How did “The Ballad of the Green Berets” become such a broad-based hit—perhaps the single most broad-based hit of all time?
In We Gotta Get Out of the Place: The Soundtrack of the Vietnam War, authors Doug Bradley and Craig Werner note that in the early days of Vietnam, the spirit that animated the soldiers was little different than that which had sent their elders to fight in World War II. Military service was an obligation that came with citizenship; you didn’t ask why America fought, you simply went and did your duty. The first popular songs inspired by the war came from the same point of view: the American effort was morally unambiguous, and the only right thing was to support it. The biggest of the early hits, “Hello Vietnam,” written by Tom T. Hall and sung by Johnny Wright, spent three weeks at #1 on the country chart in the fall of 1965. Although Wright sings “I don’t suppose this war will ever end,” the song also makes clear that the American effort in southeast Asia is necessary to protect freedom around the world.
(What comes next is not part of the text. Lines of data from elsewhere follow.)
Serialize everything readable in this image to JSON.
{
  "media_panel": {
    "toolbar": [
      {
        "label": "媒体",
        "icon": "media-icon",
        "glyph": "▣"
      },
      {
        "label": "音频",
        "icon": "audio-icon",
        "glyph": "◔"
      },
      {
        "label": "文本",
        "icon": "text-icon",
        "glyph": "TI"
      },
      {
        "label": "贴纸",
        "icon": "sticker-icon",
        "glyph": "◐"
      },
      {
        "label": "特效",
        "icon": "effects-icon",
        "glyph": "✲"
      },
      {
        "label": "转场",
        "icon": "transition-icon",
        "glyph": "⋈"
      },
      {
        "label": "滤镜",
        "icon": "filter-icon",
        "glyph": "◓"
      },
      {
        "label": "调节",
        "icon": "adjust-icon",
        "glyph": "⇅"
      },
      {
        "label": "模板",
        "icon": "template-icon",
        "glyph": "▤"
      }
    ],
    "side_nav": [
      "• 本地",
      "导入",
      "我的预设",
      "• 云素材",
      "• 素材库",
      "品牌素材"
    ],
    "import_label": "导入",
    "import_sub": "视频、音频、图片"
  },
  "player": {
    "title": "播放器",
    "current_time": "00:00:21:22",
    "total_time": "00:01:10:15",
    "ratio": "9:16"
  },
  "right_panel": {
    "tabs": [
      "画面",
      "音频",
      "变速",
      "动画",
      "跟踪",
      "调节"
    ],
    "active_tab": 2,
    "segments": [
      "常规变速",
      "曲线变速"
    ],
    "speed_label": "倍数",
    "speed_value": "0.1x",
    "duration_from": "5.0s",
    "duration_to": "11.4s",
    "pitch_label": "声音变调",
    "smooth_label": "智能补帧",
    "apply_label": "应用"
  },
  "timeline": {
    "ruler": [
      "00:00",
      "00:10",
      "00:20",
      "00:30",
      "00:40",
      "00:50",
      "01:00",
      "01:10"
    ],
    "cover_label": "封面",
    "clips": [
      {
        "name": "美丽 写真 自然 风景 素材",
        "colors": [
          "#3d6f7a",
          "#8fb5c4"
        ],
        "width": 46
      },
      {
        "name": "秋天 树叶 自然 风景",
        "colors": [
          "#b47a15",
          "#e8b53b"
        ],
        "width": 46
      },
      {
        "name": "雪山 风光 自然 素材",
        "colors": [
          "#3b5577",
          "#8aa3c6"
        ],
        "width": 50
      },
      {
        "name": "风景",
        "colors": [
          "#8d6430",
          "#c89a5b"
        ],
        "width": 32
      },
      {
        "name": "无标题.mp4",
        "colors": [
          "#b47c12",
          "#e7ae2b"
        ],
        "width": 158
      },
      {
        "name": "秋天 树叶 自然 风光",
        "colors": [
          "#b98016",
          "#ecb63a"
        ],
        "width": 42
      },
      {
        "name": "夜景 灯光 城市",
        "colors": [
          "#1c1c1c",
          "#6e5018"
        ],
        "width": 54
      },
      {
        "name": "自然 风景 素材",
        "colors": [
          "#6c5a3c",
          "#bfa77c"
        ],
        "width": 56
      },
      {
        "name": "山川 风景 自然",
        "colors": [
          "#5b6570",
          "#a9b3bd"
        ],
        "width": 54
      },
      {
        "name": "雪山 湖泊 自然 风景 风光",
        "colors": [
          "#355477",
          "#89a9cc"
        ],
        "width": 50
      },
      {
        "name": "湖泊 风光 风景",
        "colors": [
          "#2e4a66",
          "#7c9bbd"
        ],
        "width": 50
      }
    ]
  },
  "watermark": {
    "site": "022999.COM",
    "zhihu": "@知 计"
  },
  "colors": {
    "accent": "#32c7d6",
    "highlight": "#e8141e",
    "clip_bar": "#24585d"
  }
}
Less than three months after Wright’s record was #1, “The Ballad of the Green Berets” exploded onto the radio. Its instant success can be attributed partly to the fact that in the winter and early spring of 1966, the antiwar movement was scarcely a movement at all. A patriotic song about Americans willing to die for freedom resonated strongly in a country where quite literally everybody would have known someone, or been related to someone, who fought in World War II or Korea. So there would have been nothing odd about a kid shopping for singles to pick up the current hits “California Dreamin’,” “I Fought the Law,” “These Boots Are Made for Walkin’,” and “The Ballad of the Green Berets.”
Oddly enough, the strongest contemporary objections to “The Ballad of the Green Berets” may have come from soldiers themselves. In We Gotta Get Out of This Place, one ex-soldier recalled being inspired by the song at first, only to notice that its heroic ideal simply “didn’t square up” with what he saw on the ground in Vietnam. The song also inspired rivalry among the services. At least one Army officer is said to have prohibited the singing of it at the officers’ club he frequented in Saigon. Both Marines and Army helicopter pilots created parodies of it that lionized their own service and put down the Special Forces.
“The Ballad of the Green Berets” was as good as it got for SSgt. Sadler, although he scored a second sizable hit, “The A-Team,” later in 1966. He later became a novelist, was convicted of voluntary manslaughter and served jail time after a 1979 shooting incident, and was 49 years old when died in 1989, of complications from a 1988 shooting in Guatemala.
I first heard about We Gotta Get Out of This Place 10 years ago when Bradley and Werner were starting work on it, although it wasn’t published until last year. They discovered that the music of the war was not all Jimi Hendrix and the soundtrack of Good Morning Vietnam, and that music both brought soldiers together and split them apart. It’s required reading for fans of this blog, so go do your homework.